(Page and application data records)
★ ★ ★ ★

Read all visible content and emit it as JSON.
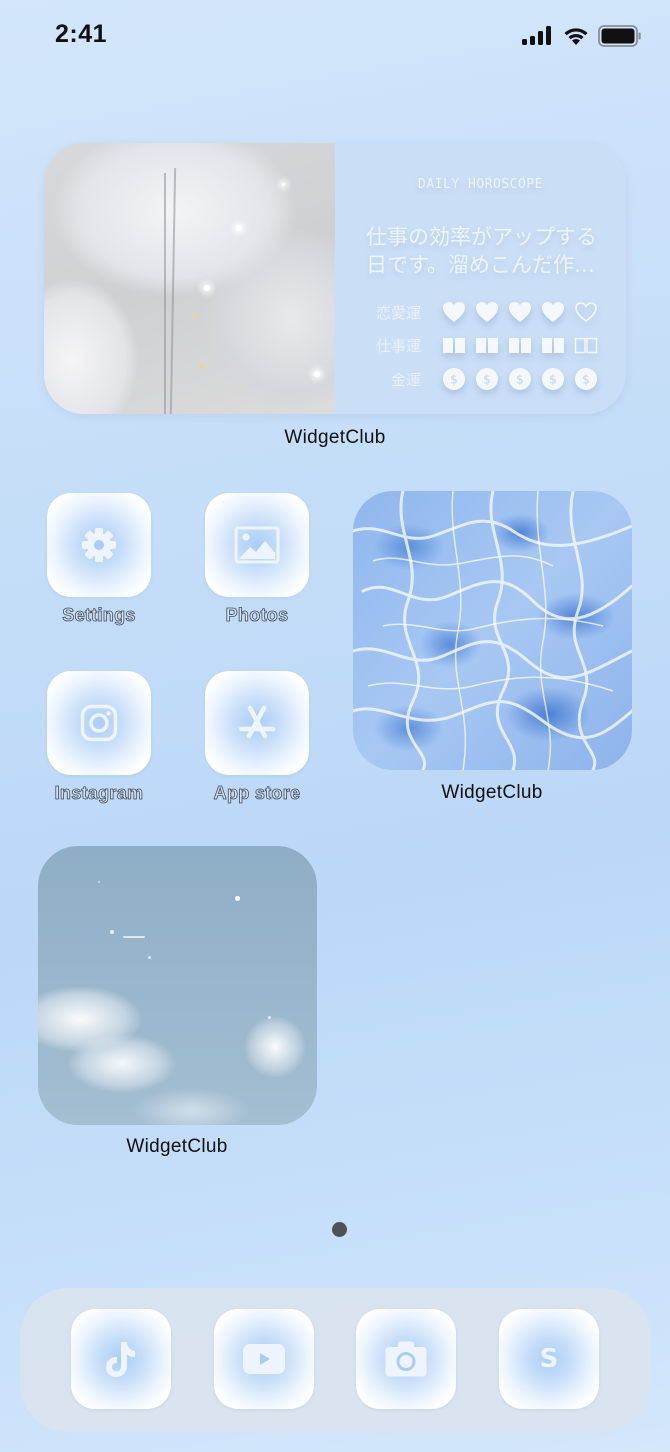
{
  "status_bar": {
    "time": "2:41",
    "icons": [
      "cellular-signal-icon",
      "wifi-icon",
      "battery-icon"
    ]
  },
  "horoscope_widget": {
    "title": "DAILY HOROSCOPE",
    "message": "仕事の効率がアップする日です。溜めこんだ作…",
    "message_lines": [
      "仕事の効率がアップする",
      "日です。溜めこんだ作…"
    ],
    "rows": [
      {
        "label": "恋愛運",
        "icon": "heart-icon",
        "filled": 4,
        "total": 5
      },
      {
        "label": "仕事運",
        "icon": "book-icon",
        "filled": 4,
        "total": 5
      },
      {
        "label": "金運",
        "icon": "coin-icon",
        "filled": 5,
        "total": 5
      }
    ],
    "app_label": "WidgetClub"
  },
  "apps": [
    {
      "name": "Settings",
      "icon": "gear-icon"
    },
    {
      "name": "Photos",
      "icon": "photo-icon"
    },
    {
      "name": "Instagram",
      "icon": "instagram-icon"
    },
    {
      "name": "App store",
      "icon": "app-store-icon"
    }
  ],
  "water_widget": {
    "app_label": "WidgetClub"
  },
  "sky_widget": {
    "app_label": "WidgetClub"
  },
  "page_indicator": {
    "current": 1,
    "total": 1
  },
  "dock": [
    {
      "name": "TikTok",
      "icon": "tiktok-icon"
    },
    {
      "name": "YouTube",
      "icon": "youtube-icon"
    },
    {
      "name": "Camera",
      "icon": "camera-icon"
    },
    {
      "name": "Shazam",
      "icon": "s-letter-icon",
      "glyph": "S"
    }
  ],
  "colors": {
    "background": "#c4ddf8",
    "icon_glow": "#a9cdf7",
    "icon_glyph": "#eef4fd",
    "label_text": "#111111",
    "page_dot": "#4e5257"
  }
}
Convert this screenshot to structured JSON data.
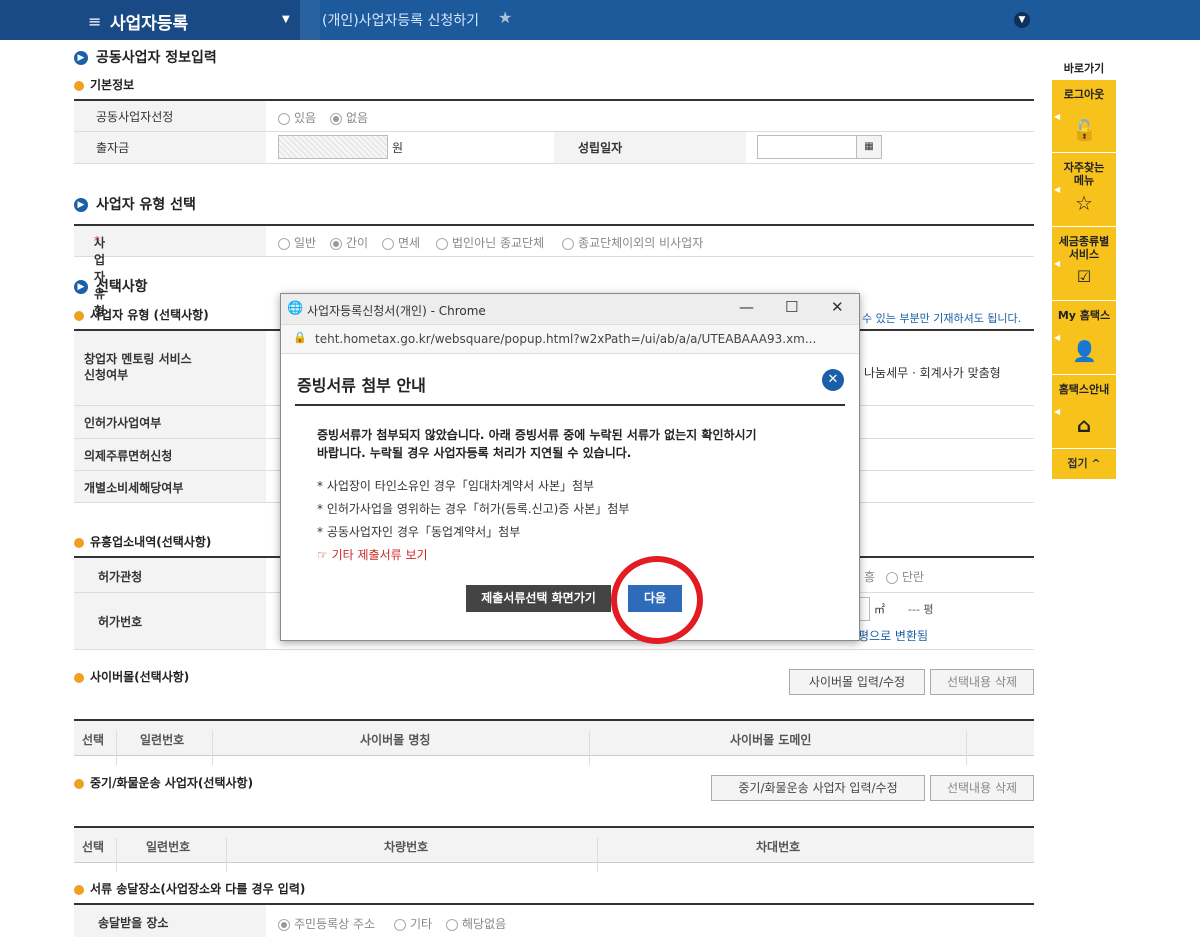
{
  "topbar": {
    "menu_title": "사업자등록",
    "breadcrumb": "(개인)사업자등록 신청하기"
  },
  "joint": {
    "section_title": "공동사업자 정보입력",
    "basic_title": "기본정보",
    "select_label": "공동사업자선정",
    "opt_yes": "있음",
    "opt_no": "없음",
    "capital_label": "출자금",
    "capital_unit": "원",
    "founded_label": "성립일자"
  },
  "biztype": {
    "section_title": "사업자 유형 선택",
    "required_mark": "*",
    "label": "사업자 유형",
    "options": [
      "일반",
      "간이",
      "면세",
      "법인아닌 종교단체",
      "종교단체이외의 비사업자"
    ]
  },
  "optional": {
    "section_title": "선택사항",
    "sub_title": "사업자 유형 (선택사항)",
    "note_fragment": "수 있는 부분만 기재하셔도 됩니다.",
    "mentor_label_1": "창업자 멘토링 서비스",
    "mentor_label_2": "신청여부",
    "mentor_fragment": "나눔세무 · 회계사가 맞춤형",
    "license_label": "인허가사업여부",
    "liquor_label": "의제주류면허신청",
    "excise_label": "개별소비세해당여부"
  },
  "entertain": {
    "sub_title": "유흥업소내역(선택사항)",
    "office_label": "허가관청",
    "number_label": "허가번호",
    "opt_frag_a": "흥",
    "opt_frag_b": "단란",
    "area_unit": "㎡",
    "pyeong_dash": "--- 평",
    "convert_link": "평으로 변환됨"
  },
  "cybermall": {
    "sub_title": "사이버몰(선택사항)",
    "btn_edit": "사이버몰 입력/수정",
    "btn_delete": "선택내용 삭제",
    "headers": [
      "선택",
      "일련번호",
      "사이버몰 명칭",
      "사이버몰 도메인"
    ]
  },
  "transport": {
    "sub_title": "중기/화물운송 사업자(선택사항)",
    "btn_edit": "중기/화물운송 사업자 입력/수정",
    "btn_delete": "선택내용 삭제",
    "headers": [
      "선택",
      "일련번호",
      "차량번호",
      "차대번호"
    ]
  },
  "delivery": {
    "sub_title": "서류 송달장소(사업장소와 다를 경우 입력)",
    "label": "송달받을 장소",
    "options": [
      "주민등록상 주소",
      "기타",
      "해당없음"
    ]
  },
  "quickmenu": {
    "header": "바로가기",
    "items": [
      "로그아웃",
      "자주찾는 메뉴",
      "세금종류별 서비스",
      "My 홈택스",
      "홈택스안내"
    ],
    "collapse": "접기 ^"
  },
  "popup": {
    "window_title": "사업자등록신청서(개인) - Chrome",
    "url": "teht.hometax.go.kr/websquare/popup.html?w2xPath=/ui/ab/a/a/UTEABAAA93.xm...",
    "dialog_title": "증빙서류 첨부 안내",
    "message_1": "증빙서류가 첨부되지 않았습니다. 아래 증빙서류 중에 누락된 서류가 없는지 확인하시기",
    "message_2": "바랍니다. 누락될 경우 사업자등록 처리가 지연될 수 있습니다.",
    "items": [
      "* 사업장이 타인소유인 경우「임대차계약서 사본」첨부",
      "* 인허가사업을 영위하는 경우「허가(등록.신고)증 사본」첨부",
      "* 공동사업자인 경우「동업계약서」첨부"
    ],
    "other_link": "기타 제출서류 보기",
    "btn_select": "제출서류선택 화면가기",
    "btn_next": "다음"
  }
}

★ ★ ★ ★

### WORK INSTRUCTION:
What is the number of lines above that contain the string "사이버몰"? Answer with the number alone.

### SOLUTION TO THE EXERCISE:
4